Academic journal article
By Mabee, Carleton
Afro-Americans in New York Life and History , Vol. 14, No. 1
Sojourner Truth Fights Dependence on Government: Moves Freed Slaves Off Welfare in Washington To Jobs in Upstate New York
Toward the end of the Civil War thousands of recently freed blacks fled from their slave homes to Washington. They chose Washington because it was the home of Father Abraham Lincoln. But in Washington they were often without jobs. They were often dependent on handouts from private donors or the government.
Soon after Sojourner Truth arrived in the Washington area in 1864, she talked to the freed slaves in a church building in one of the temporary camps which the federal government provided for them. According to her recollection:
She told them to get off the government and take care of themselves....
She told the colored people they were in disgrace living in the poor house off the government -- they didn't like that.
They turned her out of the church, but she went to the barracks and she did "blow." She told them to hold up their heads and be men, then they commenced to understand her and sing:
Free, free, free indeed,
Free, free, my people are free,
Sound the loud cymbals,
My people are free.
Sojourner Truth, having herself had cruel experiences growing up as a slave in Ulster County, New York, felt that slave masters had left scars on these blacks which made her "heart bleed."(2) She was also aware that some of those who had been entrusted to give out relief supplies to the freed slaves sold the supplies instead, filling their own pockets. But she felt the most important action she could take for the freed slaves was to prod them to become self-supporting. Giving them handouts was making them "lazy," she said. "There are lots of them that are worse than the hogs in the street." When she herself handed out relief clothes to them, clothes such as Northern people sent down to Washington in boxes, some of them wore the clothes a week, she said, and then instead of washing them. threw them away, and came back to "grab" more relief clothes.(3) Nevertheless, Truth was fundamentally optimistic. She had faith, perhaps naive faith, that with God's help the lives of these freed slaves could be dramatically improved. Her optimism was a significant part of her appeal to both blacks and whites.
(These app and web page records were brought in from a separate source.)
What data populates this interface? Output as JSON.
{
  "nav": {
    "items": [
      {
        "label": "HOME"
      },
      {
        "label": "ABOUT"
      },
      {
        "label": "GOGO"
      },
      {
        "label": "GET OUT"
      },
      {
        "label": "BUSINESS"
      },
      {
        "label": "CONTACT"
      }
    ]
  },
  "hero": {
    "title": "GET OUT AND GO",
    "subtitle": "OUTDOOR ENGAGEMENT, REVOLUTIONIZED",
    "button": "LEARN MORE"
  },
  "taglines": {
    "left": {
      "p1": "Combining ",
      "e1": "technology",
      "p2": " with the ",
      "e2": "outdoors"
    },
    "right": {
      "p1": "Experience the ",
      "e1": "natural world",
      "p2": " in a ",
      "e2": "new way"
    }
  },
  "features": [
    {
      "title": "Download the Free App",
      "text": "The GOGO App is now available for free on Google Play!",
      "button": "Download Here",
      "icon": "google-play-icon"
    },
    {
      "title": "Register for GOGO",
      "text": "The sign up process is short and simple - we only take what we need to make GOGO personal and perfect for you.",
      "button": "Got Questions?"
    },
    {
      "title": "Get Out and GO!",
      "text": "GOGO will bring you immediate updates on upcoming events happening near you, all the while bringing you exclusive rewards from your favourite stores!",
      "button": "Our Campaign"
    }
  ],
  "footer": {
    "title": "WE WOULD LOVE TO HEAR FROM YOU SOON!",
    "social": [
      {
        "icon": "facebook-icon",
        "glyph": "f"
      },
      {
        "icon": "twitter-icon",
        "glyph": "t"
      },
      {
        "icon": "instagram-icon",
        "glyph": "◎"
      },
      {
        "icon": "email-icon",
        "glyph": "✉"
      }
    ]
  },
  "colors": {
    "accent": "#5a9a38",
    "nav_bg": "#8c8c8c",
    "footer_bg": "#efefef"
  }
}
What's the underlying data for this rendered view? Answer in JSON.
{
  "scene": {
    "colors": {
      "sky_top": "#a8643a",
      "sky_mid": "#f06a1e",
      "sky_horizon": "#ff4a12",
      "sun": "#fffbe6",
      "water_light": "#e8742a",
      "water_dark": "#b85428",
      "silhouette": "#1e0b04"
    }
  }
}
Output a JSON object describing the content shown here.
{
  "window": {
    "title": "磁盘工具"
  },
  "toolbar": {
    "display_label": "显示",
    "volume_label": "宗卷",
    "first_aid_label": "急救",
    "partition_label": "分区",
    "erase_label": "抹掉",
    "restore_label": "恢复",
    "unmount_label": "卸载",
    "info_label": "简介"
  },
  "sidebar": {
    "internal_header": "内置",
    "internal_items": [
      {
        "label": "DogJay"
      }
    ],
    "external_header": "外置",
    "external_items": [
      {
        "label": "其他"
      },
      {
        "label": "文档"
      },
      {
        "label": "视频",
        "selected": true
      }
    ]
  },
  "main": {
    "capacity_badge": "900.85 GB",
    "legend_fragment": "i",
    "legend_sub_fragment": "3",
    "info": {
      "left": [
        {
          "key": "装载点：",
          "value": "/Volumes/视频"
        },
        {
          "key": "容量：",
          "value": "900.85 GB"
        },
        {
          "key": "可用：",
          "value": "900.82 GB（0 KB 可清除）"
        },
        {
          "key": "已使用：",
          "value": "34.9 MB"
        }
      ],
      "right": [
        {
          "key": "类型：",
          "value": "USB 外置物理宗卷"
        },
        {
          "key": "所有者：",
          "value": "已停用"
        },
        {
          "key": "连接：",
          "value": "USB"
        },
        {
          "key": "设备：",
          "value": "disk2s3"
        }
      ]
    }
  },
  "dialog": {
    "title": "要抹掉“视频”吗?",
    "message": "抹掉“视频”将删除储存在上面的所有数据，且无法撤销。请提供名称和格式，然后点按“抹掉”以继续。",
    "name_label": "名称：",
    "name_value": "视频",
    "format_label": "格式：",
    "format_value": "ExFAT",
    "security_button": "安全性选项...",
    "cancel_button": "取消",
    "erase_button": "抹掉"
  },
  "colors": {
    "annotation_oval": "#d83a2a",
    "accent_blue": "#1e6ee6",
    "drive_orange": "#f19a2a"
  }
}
As the war came to a close, Congress created the Freedmen's Bureau to help the freed slaves, as by providing them temporary welfare assistance. For any government agency to provide welfare assistance was perceived by many Americans, including Truth, as scarcely compatible with the American tradition of individual responsibility. So when the Bureau developed plans to move able-bodied but idle freed slaves "off the government" by resettling them in jobs elsewhere, Truth felt called to help carry out these plans.
Was Truth likely to be effective in helping to carry out this program? On the one hand, the Bureau, an agency of the War Department, was headed by General O.O. Howard whom Truth came to admire as desiring to be just to blacks; Howard University is named for him. On the other hand, many top Bureau officials were fairly conservative army officers, and hardly any of them outright abolitionists such as Truth had usually associated with in her reform efforts.(4) Moreover, Truth through much of her life as a public speaker had not been accustomed to work closely with any agency, private or public. She was inclined to be independent, a free spirit. Nonetheless, Truth had home bases in both Michigan and New York State where there was a strong demand for black workers. She could bring her own experience as a freed slave to this program. In addition, she had already been working with the freed slaves in the Washington region and won their confidence.
In the fall of 1864, Truth had worked first briefly at the government's camp for freed slaves on Mason's Island in the Potomac River, speaking to the freed slaves, teaching them, nursing them.(5) Later she had worked for more than six months at another government camp for freed slaves, called Freedmen's Village, across the Potomac at Arlington Heights, Virginia. …